## Your objective
Each line from the one holding "Parse this screenshot: output" through the end of the records should be returned exactly, while pictures are skipped.
##### Supplied records
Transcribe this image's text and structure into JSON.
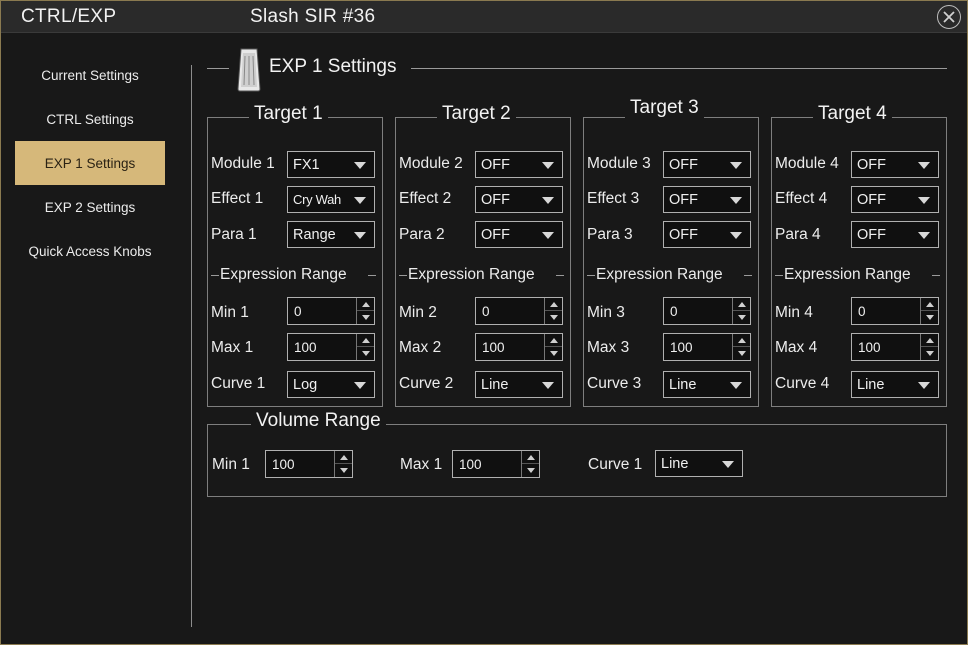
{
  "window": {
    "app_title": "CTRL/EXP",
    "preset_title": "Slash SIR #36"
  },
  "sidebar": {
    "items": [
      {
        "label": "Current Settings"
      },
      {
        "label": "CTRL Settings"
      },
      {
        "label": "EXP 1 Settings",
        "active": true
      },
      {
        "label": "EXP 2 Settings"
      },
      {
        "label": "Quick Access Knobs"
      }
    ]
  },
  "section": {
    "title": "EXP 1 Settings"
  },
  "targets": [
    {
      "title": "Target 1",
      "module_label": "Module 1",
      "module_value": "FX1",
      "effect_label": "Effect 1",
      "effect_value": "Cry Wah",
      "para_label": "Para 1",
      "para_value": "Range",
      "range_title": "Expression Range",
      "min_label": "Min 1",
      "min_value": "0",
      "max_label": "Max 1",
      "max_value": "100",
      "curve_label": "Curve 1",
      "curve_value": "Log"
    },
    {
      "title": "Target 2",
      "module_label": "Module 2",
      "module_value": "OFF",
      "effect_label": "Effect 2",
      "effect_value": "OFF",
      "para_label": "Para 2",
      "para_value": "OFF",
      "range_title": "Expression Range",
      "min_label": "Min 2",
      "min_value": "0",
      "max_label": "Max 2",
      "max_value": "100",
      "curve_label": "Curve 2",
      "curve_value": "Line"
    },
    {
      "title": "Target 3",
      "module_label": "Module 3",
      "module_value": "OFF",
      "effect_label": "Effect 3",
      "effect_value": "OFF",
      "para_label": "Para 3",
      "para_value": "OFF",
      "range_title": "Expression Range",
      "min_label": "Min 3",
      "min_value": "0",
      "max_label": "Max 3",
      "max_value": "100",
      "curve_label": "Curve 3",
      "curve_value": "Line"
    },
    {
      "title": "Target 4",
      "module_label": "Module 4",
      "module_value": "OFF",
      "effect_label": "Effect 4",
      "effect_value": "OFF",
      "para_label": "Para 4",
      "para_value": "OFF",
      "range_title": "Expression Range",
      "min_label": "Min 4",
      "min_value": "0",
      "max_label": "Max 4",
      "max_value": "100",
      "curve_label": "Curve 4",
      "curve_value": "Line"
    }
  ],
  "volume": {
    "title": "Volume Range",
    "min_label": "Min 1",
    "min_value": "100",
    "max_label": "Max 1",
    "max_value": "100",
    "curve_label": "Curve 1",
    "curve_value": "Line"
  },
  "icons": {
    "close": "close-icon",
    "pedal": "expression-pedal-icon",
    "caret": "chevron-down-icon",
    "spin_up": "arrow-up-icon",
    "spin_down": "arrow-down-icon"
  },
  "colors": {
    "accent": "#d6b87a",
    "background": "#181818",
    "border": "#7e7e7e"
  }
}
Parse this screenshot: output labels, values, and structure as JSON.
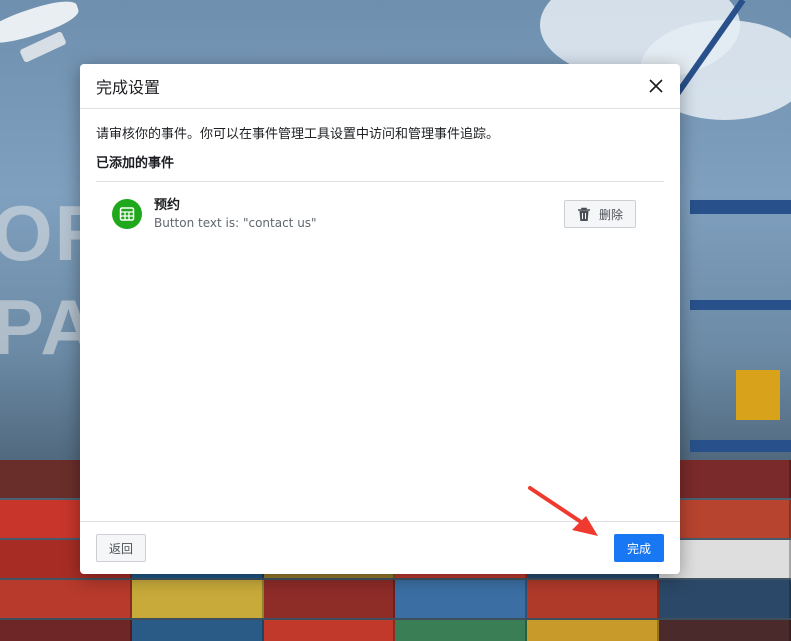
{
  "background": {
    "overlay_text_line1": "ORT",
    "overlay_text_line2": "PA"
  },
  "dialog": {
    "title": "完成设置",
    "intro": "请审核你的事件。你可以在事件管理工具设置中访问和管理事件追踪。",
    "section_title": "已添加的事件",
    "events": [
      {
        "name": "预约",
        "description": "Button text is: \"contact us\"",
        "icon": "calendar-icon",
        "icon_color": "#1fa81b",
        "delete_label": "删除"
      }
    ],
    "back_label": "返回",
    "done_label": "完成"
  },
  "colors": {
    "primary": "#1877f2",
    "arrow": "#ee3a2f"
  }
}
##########
## Output below
Parse this screenshot: output labels, values, and structure as JSON.
{
  "background": {
    "overlay_text_line1": "ORT",
    "overlay_text_line2": "PA"
  },
  "dialog": {
    "title": "完成设置",
    "intro": "请审核你的事件。你可以在事件管理工具设置中访问和管理事件追踪。",
    "section_title": "已添加的事件",
    "events": [
      {
        "name": "预约",
        "description": "Button text is: \"contact us\"",
        "icon": "calendar-icon",
        "icon_color": "#1fa81b",
        "delete_label": "删除"
      }
    ],
    "back_label": "返回",
    "done_label": "完成"
  },
  "colors": {
    "primary": "#1877f2",
    "arrow": "#ee3a2f"
  }
}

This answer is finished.